Citing PatentFiling datePublication dateApplicantTitle
US4328059 *Oct 9, 1980May 4, 1982Chemische Werke Huels, A.G.High-molecular weight linear polyesters and a process for preparing them
US4400477 *Feb 17, 1982Aug 23, 1983Blanpied Robert HCopolyester polyol resins, foamable blends comprising the same, and resultant polyisocyanurate foams
US4758616 *Aug 15, 1986Jul 19, 1988Toray Industries, Inc.Thermoplastic polyester composition for powdered paint
US4962137 *Mar 22, 1989Oct 9, 1990The Dow Chemical CompanyFlame sprayable epoxy coating compositions
US6103794 *Aug 13, 1998Aug 15, 2000Ciba Specialty Chemicals CorporationStabilizers for powder coatings
US20040110876 *Oct 22, 2003Jun 10, 2004Laver Hugh StephenStabilizers for powder coatings
EP0235943A2 *Jan 30, 1987Sep 9, 1987VALVOLINE OIL &amp; CHEMICALS LTD.Method and composition for decorative and/or anti-corrosion coating of metals
EP0235943A3 *Jan 30, 1987Dec 23, 1987VALVOLINE OIL &amp; CHEMICALS LTD.Method and composition for decorative and/or anti-corrosion coating of metals
Classifications
U.S. Classification427/447, 427/459, 427/461, 428/480, 428/458, 427/486, 427/195, 427/185, 528/302
International ClassificationC08G63/199, C09D167/02
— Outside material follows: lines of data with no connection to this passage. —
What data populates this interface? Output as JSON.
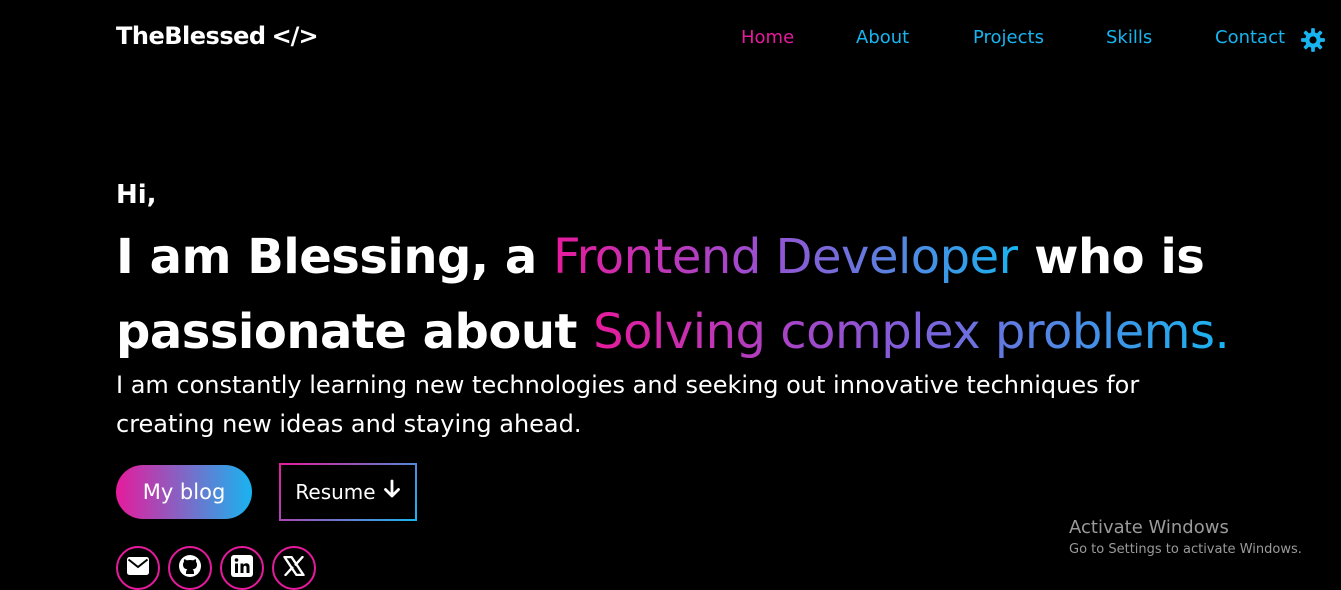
{
  "header": {
    "logo_text": "TheBlessed",
    "logo_icon": "</>",
    "nav": [
      {
        "label": "Home",
        "active": true
      },
      {
        "label": "About",
        "active": false
      },
      {
        "label": "Projects",
        "active": false
      },
      {
        "label": "Skills",
        "active": false
      },
      {
        "label": "Contact",
        "active": false
      }
    ],
    "settings_icon": "gear-icon"
  },
  "hero": {
    "greeting": "Hi,",
    "headline": {
      "line1_pre": "I am Blessing, a ",
      "line1_highlight": "Frontend Developer",
      "line1_post": " who is",
      "line2_pre": "passionate about ",
      "line2_highlight": "Solving complex problems."
    },
    "subtitle": "I am constantly learning new technologies and seeking out innovative techniques for creating new ideas and staying ahead.",
    "blog_button": "My blog",
    "resume_button": "Resume",
    "resume_icon": "arrow-down-icon"
  },
  "social": [
    "envelope-icon",
    "github-icon",
    "linkedin-icon",
    "x-icon"
  ],
  "watermark": {
    "title": "Activate Windows",
    "subtitle": "Go to Settings to activate Windows."
  },
  "colors": {
    "accent_pink": "#e61b9c",
    "accent_blue": "#18b4f0",
    "background": "#000000"
  }
}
Cooperative ClassificationC08G63/199, C09D167/02, Y10T428/31681, Y10T428/31786
European ClassificationC08G63/199, C09D167/02